*** MATERIAL SHOWN ***

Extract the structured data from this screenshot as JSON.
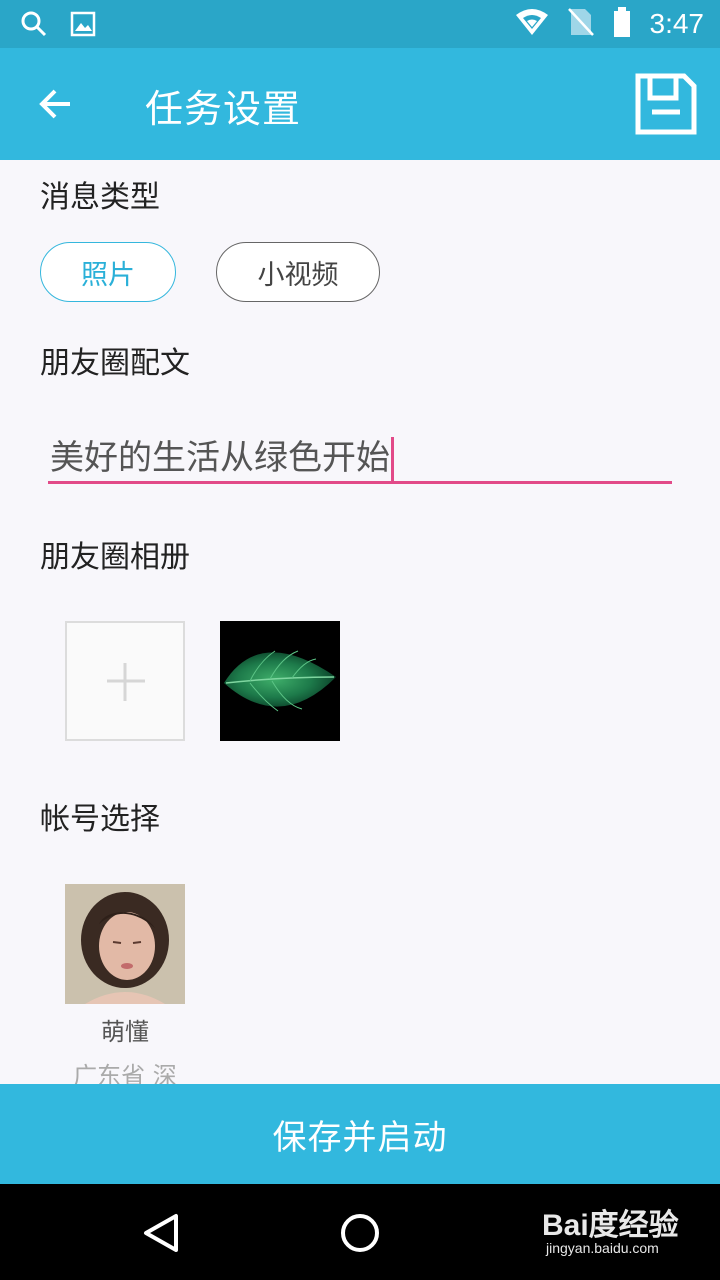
{
  "status_bar": {
    "time": "3:47"
  },
  "app_bar": {
    "title": "任务设置"
  },
  "sections": {
    "message_type": "消息类型",
    "caption": "朋友圈配文",
    "album": "朋友圈相册",
    "account": "帐号选择"
  },
  "message_types": [
    {
      "label": "照片",
      "selected": true
    },
    {
      "label": "小视频",
      "selected": false
    }
  ],
  "caption_input": {
    "value": "美好的生活从绿色开始"
  },
  "account": {
    "name": "萌懂",
    "region": "广东省 深"
  },
  "actions": {
    "save_and_start": "保存并启动"
  },
  "watermark": {
    "main": "Bai度经验",
    "sub": "jingyan.baidu.com"
  },
  "colors": {
    "accent": "#32b8de",
    "status_bar": "#2aa6c8",
    "input_underline": "#e24a88",
    "background": "#f8f7fb"
  }
}
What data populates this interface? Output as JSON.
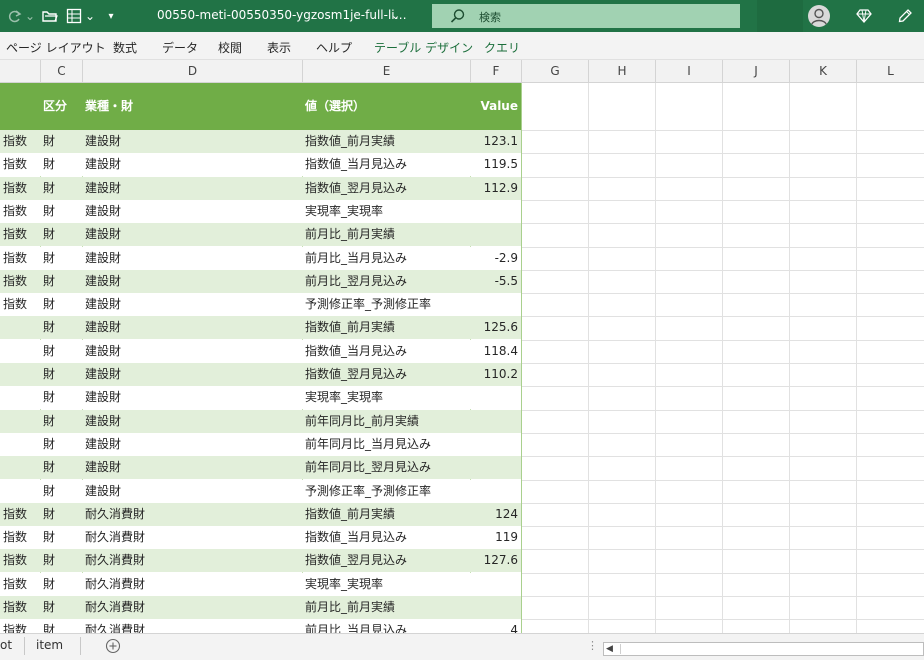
{
  "window": {
    "title": "00550-meti-00550350-ygzosm1je-full-li…",
    "search_placeholder": "検索"
  },
  "menu": {
    "items": [
      "ページ レイアウト",
      "数式",
      "データ",
      "校閲",
      "表示",
      "ヘルプ"
    ],
    "context_items": [
      "テーブル デザイン",
      "クエリ"
    ]
  },
  "columns": [
    "C",
    "D",
    "E",
    "F",
    "G",
    "H",
    "I",
    "J",
    "K",
    "L"
  ],
  "table": {
    "headers": [
      "区分",
      "業種・財",
      "値（選択）",
      "Value"
    ],
    "rows": [
      [
        "指数",
        "財",
        "建設財",
        "指数値_前月実績",
        "123.1"
      ],
      [
        "指数",
        "財",
        "建設財",
        "指数値_当月見込み",
        "119.5"
      ],
      [
        "指数",
        "財",
        "建設財",
        "指数値_翌月見込み",
        "112.9"
      ],
      [
        "指数",
        "財",
        "建設財",
        "実現率_実現率",
        ""
      ],
      [
        "指数",
        "財",
        "建設財",
        "前月比_前月実績",
        ""
      ],
      [
        "指数",
        "財",
        "建設財",
        "前月比_当月見込み",
        "-2.9"
      ],
      [
        "指数",
        "財",
        "建設財",
        "前月比_翌月見込み",
        "-5.5"
      ],
      [
        "指数",
        "財",
        "建設財",
        "予測修正率_予測修正率",
        ""
      ],
      [
        "",
        "財",
        "建設財",
        "指数値_前月実績",
        "125.6"
      ],
      [
        "",
        "財",
        "建設財",
        "指数値_当月見込み",
        "118.4"
      ],
      [
        "",
        "財",
        "建設財",
        "指数値_翌月見込み",
        "110.2"
      ],
      [
        "",
        "財",
        "建設財",
        "実現率_実現率",
        ""
      ],
      [
        "",
        "財",
        "建設財",
        "前年同月比_前月実績",
        ""
      ],
      [
        "",
        "財",
        "建設財",
        "前年同月比_当月見込み",
        ""
      ],
      [
        "",
        "財",
        "建設財",
        "前年同月比_翌月見込み",
        ""
      ],
      [
        "",
        "財",
        "建設財",
        "予測修正率_予測修正率",
        ""
      ],
      [
        "指数",
        "財",
        "耐久消費財",
        "指数値_前月実績",
        "124"
      ],
      [
        "指数",
        "財",
        "耐久消費財",
        "指数値_当月見込み",
        "119"
      ],
      [
        "指数",
        "財",
        "耐久消費財",
        "指数値_翌月見込み",
        "127.6"
      ],
      [
        "指数",
        "財",
        "耐久消費財",
        "実現率_実現率",
        ""
      ],
      [
        "指数",
        "財",
        "耐久消費財",
        "前月比_前月実績",
        ""
      ],
      [
        "指数",
        "財",
        "耐久消費財",
        "前月比_当月見込み",
        "4"
      ]
    ]
  },
  "sheets": [
    "ot",
    "item"
  ],
  "colors": {
    "title_bar": "#217346",
    "table_header": "#70ad47",
    "band_light": "#e2efda",
    "context_tab_text": "#1b6e3b"
  },
  "icons": [
    "redo-icon",
    "open-folder-icon",
    "form-icon",
    "customize-toolbar-icon",
    "search-icon",
    "user-avatar-icon",
    "diamond-icon",
    "pen-icon",
    "add-sheet-icon"
  ]
}
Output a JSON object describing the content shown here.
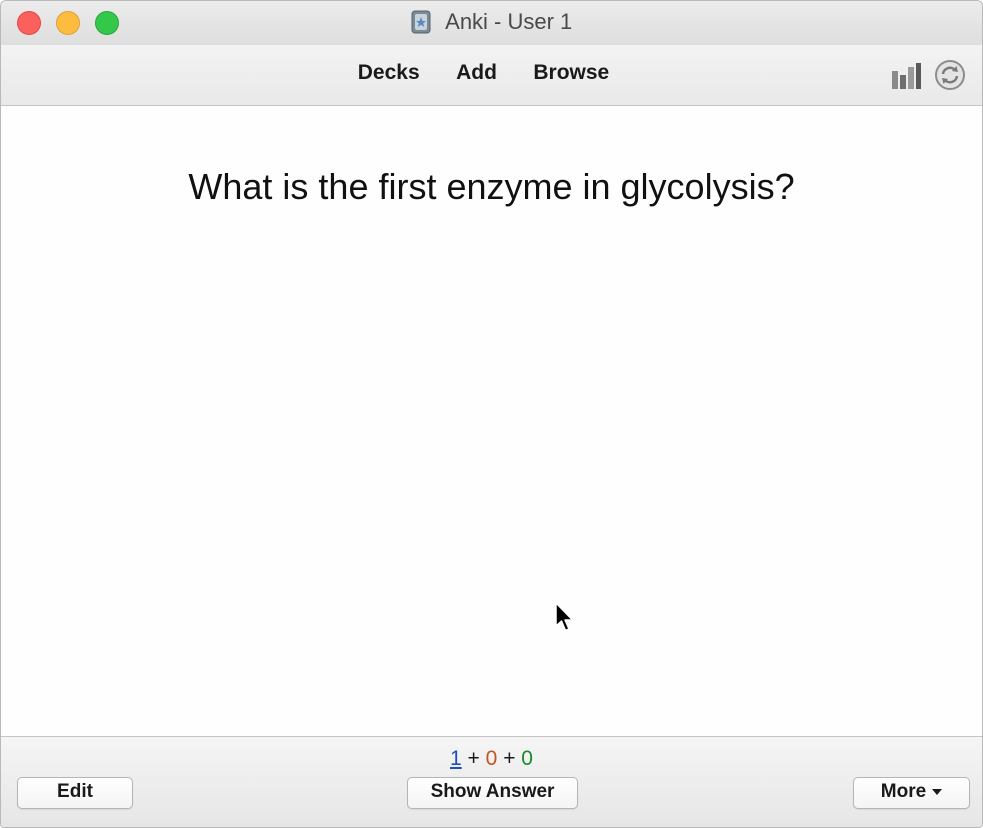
{
  "window": {
    "title": "Anki - User 1"
  },
  "toolbar": {
    "nav": [
      {
        "label": "Decks"
      },
      {
        "label": "Add"
      },
      {
        "label": "Browse"
      }
    ],
    "icons": [
      "stats-icon",
      "sync-icon"
    ]
  },
  "card": {
    "question": "What is the first enzyme in glycolysis?"
  },
  "bottombar": {
    "counts": {
      "new": "1",
      "learning": "0",
      "review": "0",
      "separator": "+"
    },
    "edit_label": "Edit",
    "show_answer_label": "Show Answer",
    "more_label": "More"
  },
  "colors": {
    "new_count": "#1f4fbf",
    "learning_count": "#c2561a",
    "review_count": "#1b8a2a",
    "close": "#fc605c",
    "minimize": "#fdbc40",
    "zoom": "#34c84a"
  }
}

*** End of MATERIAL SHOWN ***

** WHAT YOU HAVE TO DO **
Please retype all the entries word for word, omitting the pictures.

** FINAL ANSWER **
Extract the structured data from this screenshot as JSON.
{
  "status_bar": {
    "time": "3:47"
  },
  "app_bar": {
    "title": "任务设置"
  },
  "sections": {
    "message_type": "消息类型",
    "caption": "朋友圈配文",
    "album": "朋友圈相册",
    "account": "帐号选择"
  },
  "message_types": [
    {
      "label": "照片",
      "selected": true
    },
    {
      "label": "小视频",
      "selected": false
    }
  ],
  "caption_input": {
    "value": "美好的生活从绿色开始"
  },
  "account": {
    "name": "萌懂",
    "region": "广东省 深"
  },
  "actions": {
    "save_and_start": "保存并启动"
  },
  "watermark": {
    "main": "Bai度经验",
    "sub": "jingyan.baidu.com"
  },
  "colors": {
    "accent": "#32b8de",
    "status_bar": "#2aa6c8",
    "input_underline": "#e24a88",
    "background": "#f8f7fb"
  }
}
What data populates this interface? Output as JSON.
{
  "window": {
    "title": "00550-meti-00550350-ygzosm1je-full-li…",
    "search_placeholder": "検索"
  },
  "menu": {
    "items": [
      "ページ レイアウト",
      "数式",
      "データ",
      "校閲",
      "表示",
      "ヘルプ"
    ],
    "context_items": [
      "テーブル デザイン",
      "クエリ"
    ]
  },
  "columns": [
    "C",
    "D",
    "E",
    "F",
    "G",
    "H",
    "I",
    "J",
    "K",
    "L"
  ],
  "table": {
    "headers": [
      "区分",
      "業種・財",
      "値（選択）",
      "Value"
    ],
    "rows": [
      [
        "指数",
        "財",
        "建設財",
        "指数値_前月実績",
        "123.1"
      ],
      [
        "指数",
        "財",
        "建設財",
        "指数値_当月見込み",
        "119.5"
      ],
      [
        "指数",
        "財",
        "建設財",
        "指数値_翌月見込み",
        "112.9"
      ],
      [
        "指数",
        "財",
        "建設財",
        "実現率_実現率",
        ""
      ],
      [
        "指数",
        "財",
        "建設財",
        "前月比_前月実績",
        ""
      ],
      [
        "指数",
        "財",
        "建設財",
        "前月比_当月見込み",
        "-2.9"
      ],
      [
        "指数",
        "財",
        "建設財",
        "前月比_翌月見込み",
        "-5.5"
      ],
      [
        "指数",
        "財",
        "建設財",
        "予測修正率_予測修正率",
        ""
      ],
      [
        "",
        "財",
        "建設財",
        "指数値_前月実績",
        "125.6"
      ],
      [
        "",
        "財",
        "建設財",
        "指数値_当月見込み",
        "118.4"
      ],
      [
        "",
        "財",
        "建設財",
        "指数値_翌月見込み",
        "110.2"
      ],
      [
        "",
        "財",
        "建設財",
        "実現率_実現率",
        ""
      ],
      [
        "",
        "財",
        "建設財",
        "前年同月比_前月実績",
        ""
      ],
      [
        "",
        "財",
        "建設財",
        "前年同月比_当月見込み",
        ""
      ],
      [
        "",
        "財",
        "建設財",
        "前年同月比_翌月見込み",
        ""
      ],
      [
        "",
        "財",
        "建設財",
        "予測修正率_予測修正率",
        ""
      ],
      [
        "指数",
        "財",
        "耐久消費財",
        "指数値_前月実績",
        "124"
      ],
      [
        "指数",
        "財",
        "耐久消費財",
        "指数値_当月見込み",
        "119"
      ],
      [
        "指数",
        "財",
        "耐久消費財",
        "指数値_翌月見込み",
        "127.6"
      ],
      [
        "指数",
        "財",
        "耐久消費財",
        "実現率_実現率",
        ""
      ],
      [
        "指数",
        "財",
        "耐久消費財",
        "前月比_前月実績",
        ""
      ],
      [
        "指数",
        "財",
        "耐久消費財",
        "前月比_当月見込み",
        "4"
      ]
    ]
  },
  "sheets": [
    "ot",
    "item"
  ],
  "colors": {
    "title_bar": "#217346",
    "table_header": "#70ad47",
    "band_light": "#e2efda",
    "context_tab_text": "#1b6e3b"
  },
  "icons": [
    "redo-icon",
    "open-folder-icon",
    "form-icon",
    "customize-toolbar-icon",
    "search-icon",
    "user-avatar-icon",
    "diamond-icon",
    "pen-icon",
    "add-sheet-icon"
  ]
}
Output a JSON object describing the content shown here.
{
  "window": {
    "title": "Anki - User 1"
  },
  "toolbar": {
    "nav": [
      {
        "label": "Decks"
      },
      {
        "label": "Add"
      },
      {
        "label": "Browse"
      }
    ],
    "icons": [
      "stats-icon",
      "sync-icon"
    ]
  },
  "card": {
    "question": "What is the first enzyme in glycolysis?"
  },
  "bottombar": {
    "counts": {
      "new": "1",
      "learning": "0",
      "review": "0",
      "separator": "+"
    },
    "edit_label": "Edit",
    "show_answer_label": "Show Answer",
    "more_label": "More"
  },
  "colors": {
    "new_count": "#1f4fbf",
    "learning_count": "#c2561a",
    "review_count": "#1b8a2a",
    "close": "#fc605c",
    "minimize": "#fdbc40",
    "zoom": "#34c84a"
  }
}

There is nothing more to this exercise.